- This week we raised our global GDP forecasts for 2023 to +2.0% from +1.7%, while downgrading 2023 US growth estimates.
- Recent data suggest the Fed’s heavy-handed monetary policy is impacting a broader set of economic factors more deeply month over month. The sharp rise in consumer goods and new home inventories this past year are leading to reductions in construction, trade activity and industrial production.
- With short-term interest rates up more than 400 basis points over 10 months and asset prices suffering losses, consumer activity still appears OK. But residential housing contractions and slowing business investment will ultimately affect household spending. The decelerations associated with a pending recession are at work.
- Once unemployment starts to rise, it tends to keep rising until monetary policy eases and producers have cut “too much.” Only then can an upcycle begin.
- We see the Fed’s fixation on inflation and positive January employment data combining to revive the growth and inflation fears of 2022. A broad near-term rise in interest rates after an exceptional downward move is also possible.
- These changes in markets are why we have made our first small, preliminary changes to our asset allocation. We have sold our 2% gold position and reallocated it to buy European and Japanese equities and even more short-term US fixed income.

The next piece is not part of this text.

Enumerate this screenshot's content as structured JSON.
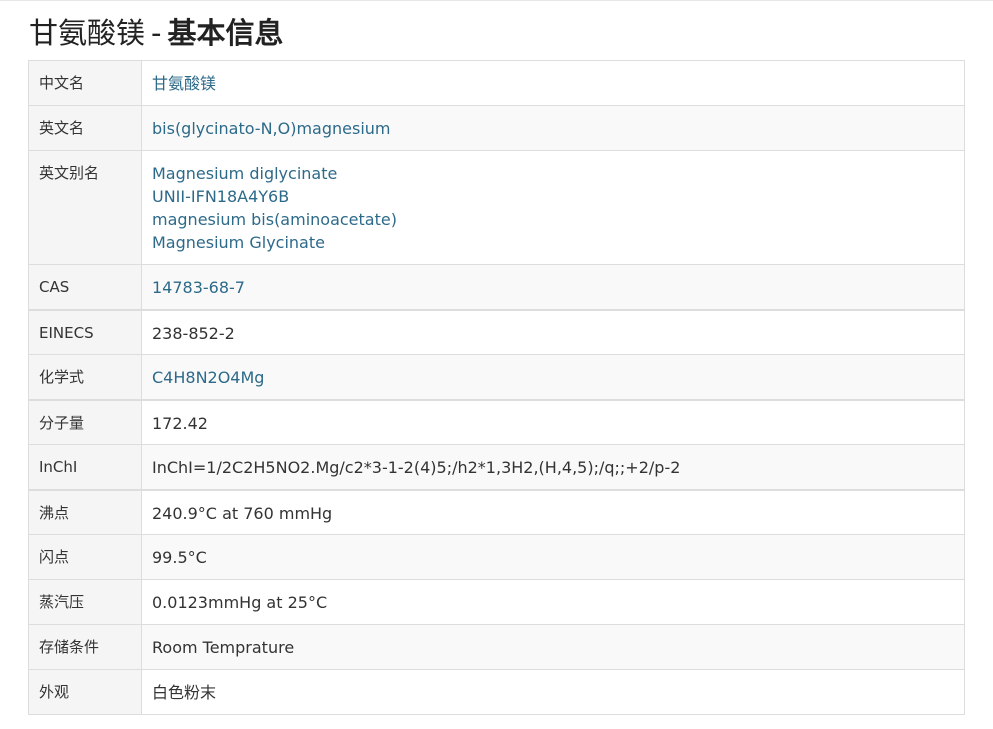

- Our enlarged bond position will be a future source of funds for even more global equities when a bottoming in the US economic cycle is closer at hand.